Asymptotic learning The point at which performance does not improve with increased practice.
Complexity The number and amount of interdependencies among system.
Consensus Substantial agreement has been reached by directly and materially affected interests.
Continuous performance Performance, such as tracking or monitoring that requires constant attention over a period of time.
Defensive posture State of readiness to defend the system.
Dimensions Units of measurement, e.g., deviation from glideslope in meters.
Discrete performance Performance that has a well-defined start and end, such as switch activation or issuance of a voice command.
Discriminability Corresponds to separation of the noise and noise-plus-signal distributions.
Duty A set of operationally-related tasks within a given job, e.g., driving, weapon servicing, communicating, target detection, self protection, and operator maintenance (MIL-STD-46855).
Element The smallest logically definable unit of behavior required for completing a task or step, e.g., verify that rpm is between 4500 and 6000 (Berson and Crooks, 1976).
Function A major category of activity associated with a system or subsystem and assigned to a person or a machine or shared between a person and a machine (Berson and Crooks, 1976).
HPMHuman performance measurement.
Human factors A body of scientific facts about human characteristics. The term covers all biomedical and psychosocial considerations; it includes, but is not limited to, principles and applications in the areas of human engineering, personnel selection, training, life support, job performance aids, and human performance evaluation (MIL-STD-46855).
Human performance A measure of human functions and actions in a specified environment (MIL-STD-46855).

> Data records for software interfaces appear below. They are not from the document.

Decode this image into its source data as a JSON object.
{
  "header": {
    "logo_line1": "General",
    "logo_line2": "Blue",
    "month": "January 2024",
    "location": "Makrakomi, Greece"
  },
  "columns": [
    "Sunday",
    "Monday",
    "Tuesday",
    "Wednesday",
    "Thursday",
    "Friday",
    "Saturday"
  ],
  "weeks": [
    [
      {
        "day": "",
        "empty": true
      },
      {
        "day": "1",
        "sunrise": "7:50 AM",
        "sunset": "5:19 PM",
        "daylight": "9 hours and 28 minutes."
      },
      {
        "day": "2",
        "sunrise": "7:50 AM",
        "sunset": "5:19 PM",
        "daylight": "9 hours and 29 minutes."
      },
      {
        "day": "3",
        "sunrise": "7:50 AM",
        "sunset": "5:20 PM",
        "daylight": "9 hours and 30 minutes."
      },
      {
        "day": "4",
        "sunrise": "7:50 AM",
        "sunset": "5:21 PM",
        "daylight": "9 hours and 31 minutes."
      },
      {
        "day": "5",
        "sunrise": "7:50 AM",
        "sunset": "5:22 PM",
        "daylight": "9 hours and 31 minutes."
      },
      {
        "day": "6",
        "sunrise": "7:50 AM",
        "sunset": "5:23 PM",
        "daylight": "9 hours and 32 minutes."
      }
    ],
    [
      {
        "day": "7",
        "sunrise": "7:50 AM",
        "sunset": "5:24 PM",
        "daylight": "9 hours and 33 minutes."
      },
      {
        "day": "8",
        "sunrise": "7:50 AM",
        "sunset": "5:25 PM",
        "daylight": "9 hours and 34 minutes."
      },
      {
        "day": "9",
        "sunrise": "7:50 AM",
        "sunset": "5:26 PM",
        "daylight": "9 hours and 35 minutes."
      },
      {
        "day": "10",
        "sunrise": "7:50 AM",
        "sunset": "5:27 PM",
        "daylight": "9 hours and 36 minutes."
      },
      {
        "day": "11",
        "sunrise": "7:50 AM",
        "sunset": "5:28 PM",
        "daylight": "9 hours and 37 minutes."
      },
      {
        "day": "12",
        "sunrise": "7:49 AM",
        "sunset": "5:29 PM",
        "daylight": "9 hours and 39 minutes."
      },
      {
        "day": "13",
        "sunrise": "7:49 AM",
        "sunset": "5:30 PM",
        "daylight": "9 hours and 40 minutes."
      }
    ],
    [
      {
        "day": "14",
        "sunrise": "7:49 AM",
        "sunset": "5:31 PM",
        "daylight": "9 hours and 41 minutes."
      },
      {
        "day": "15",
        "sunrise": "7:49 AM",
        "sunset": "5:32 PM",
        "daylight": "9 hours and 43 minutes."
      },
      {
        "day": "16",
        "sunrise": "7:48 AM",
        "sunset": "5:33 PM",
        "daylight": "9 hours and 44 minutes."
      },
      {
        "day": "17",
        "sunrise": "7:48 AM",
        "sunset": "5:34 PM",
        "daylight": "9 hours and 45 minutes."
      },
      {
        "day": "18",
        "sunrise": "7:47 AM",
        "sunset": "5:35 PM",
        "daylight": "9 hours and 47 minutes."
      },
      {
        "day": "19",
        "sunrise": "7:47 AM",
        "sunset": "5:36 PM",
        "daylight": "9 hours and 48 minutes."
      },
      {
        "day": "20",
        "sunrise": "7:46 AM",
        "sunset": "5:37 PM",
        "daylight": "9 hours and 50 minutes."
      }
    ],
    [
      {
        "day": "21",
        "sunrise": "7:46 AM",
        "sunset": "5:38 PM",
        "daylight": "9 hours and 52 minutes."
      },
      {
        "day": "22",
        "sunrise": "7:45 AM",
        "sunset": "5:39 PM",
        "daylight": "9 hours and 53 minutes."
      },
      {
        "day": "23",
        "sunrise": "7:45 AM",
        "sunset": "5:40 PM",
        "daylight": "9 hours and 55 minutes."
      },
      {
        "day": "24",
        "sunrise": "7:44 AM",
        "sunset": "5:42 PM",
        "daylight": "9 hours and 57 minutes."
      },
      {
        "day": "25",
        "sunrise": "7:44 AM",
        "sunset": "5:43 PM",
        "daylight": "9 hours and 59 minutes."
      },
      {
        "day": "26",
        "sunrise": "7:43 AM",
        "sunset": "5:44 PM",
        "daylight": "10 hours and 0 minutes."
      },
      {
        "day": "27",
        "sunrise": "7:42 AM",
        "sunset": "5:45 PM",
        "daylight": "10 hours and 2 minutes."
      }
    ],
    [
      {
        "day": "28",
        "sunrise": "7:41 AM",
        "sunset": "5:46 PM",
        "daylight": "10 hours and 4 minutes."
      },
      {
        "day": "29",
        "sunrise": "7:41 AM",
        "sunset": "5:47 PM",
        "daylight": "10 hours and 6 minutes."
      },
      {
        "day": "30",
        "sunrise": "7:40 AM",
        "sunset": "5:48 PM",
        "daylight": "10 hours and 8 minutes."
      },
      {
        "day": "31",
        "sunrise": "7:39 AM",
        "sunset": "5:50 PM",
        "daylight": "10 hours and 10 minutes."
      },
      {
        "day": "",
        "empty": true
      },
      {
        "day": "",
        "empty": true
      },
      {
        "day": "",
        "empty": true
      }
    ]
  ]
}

Job The combination of all human performance required for operation and maintenance maintenance of one personnel position in a system, e.g., driver (MIL-STD-46855).
LED Light-emitting diode.
Mission What the system is supposed to accomplish, e.g., combat reconnaissance (MIL-STD-46855).
Mission segment A piece of the mission, e.g., takeoff, landing, and enroute.
MOPP Mission oriented protection procedure.
Natural environment Weather and terrain unaffected by humans.
OJT On-the-job training.
Operational environment The characteristics related to the condition of conflict.
Payoff matrix The value of a hit and a correct rejection; the cost of a miss and a false alarm.
PSF Performance-shaping factor.
Scenario/condition Categories of factors or constraints under which the system will be expected to operate and be maintained, e.g., day/night, all weather, all terrain operation (MIL-STD-46855).
Step The activities (perceptions, decisions, and responses) that fulfill a portion of the immediate purpose within a task. Alternatively called a subtask (Berson and Crooks, 1976).
Subfunction A breakout of a function. A subfunction may later be allocated to human performance, in which case it becomes a “task”. If hardware or software will perform it, it stays a subfunction.
Subtask Activities (perceptions, decisions, and responses) which fulfill a portion of the immediate purpose within a task, e.g., remove lug nuts (MIL-STD-46855).
Support Provision of required items.
Task Composite of related activities (perceptions, decisions, and responses) performed for an immediate purpose, e.g., takeoff from an airfield (Berson and Crooks, 1976).
Task element The smallest logically and reasonably definable unit of behavior required in completing a task or subtask, e.g., apply counterclockwise torque to the lug nuts with a lug wrench (MIL-STD-46855).
Workload The relative capacity to respond (Lysaght, Hill, Dick, Plamondon, Linton, Wierwille, Zaklad, Bittner, and Wherry, 1989, p. 27).